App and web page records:

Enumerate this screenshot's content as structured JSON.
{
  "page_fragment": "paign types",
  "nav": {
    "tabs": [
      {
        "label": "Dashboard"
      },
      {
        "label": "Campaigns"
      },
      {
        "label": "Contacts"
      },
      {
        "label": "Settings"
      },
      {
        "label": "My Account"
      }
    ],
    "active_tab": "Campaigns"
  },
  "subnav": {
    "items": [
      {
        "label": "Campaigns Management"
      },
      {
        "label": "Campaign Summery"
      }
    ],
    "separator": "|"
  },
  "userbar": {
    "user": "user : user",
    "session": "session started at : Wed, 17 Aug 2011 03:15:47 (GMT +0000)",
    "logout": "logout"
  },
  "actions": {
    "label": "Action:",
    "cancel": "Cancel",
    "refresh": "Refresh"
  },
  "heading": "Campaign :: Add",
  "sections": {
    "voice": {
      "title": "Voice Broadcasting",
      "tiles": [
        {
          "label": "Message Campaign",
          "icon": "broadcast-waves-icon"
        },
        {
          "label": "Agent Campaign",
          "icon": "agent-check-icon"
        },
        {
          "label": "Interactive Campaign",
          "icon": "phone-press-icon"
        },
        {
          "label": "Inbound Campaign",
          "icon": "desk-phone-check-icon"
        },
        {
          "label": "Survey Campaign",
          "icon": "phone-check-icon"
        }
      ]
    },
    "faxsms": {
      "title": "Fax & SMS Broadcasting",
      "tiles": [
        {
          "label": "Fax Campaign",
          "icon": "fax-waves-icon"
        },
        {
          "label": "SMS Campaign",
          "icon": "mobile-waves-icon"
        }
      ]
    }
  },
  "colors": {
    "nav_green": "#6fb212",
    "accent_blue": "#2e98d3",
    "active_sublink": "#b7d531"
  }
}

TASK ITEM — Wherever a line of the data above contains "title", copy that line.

TASK RESULT —
      "title": "Voice Broadcasting",
      "title": "Fax & SMS Broadcasting",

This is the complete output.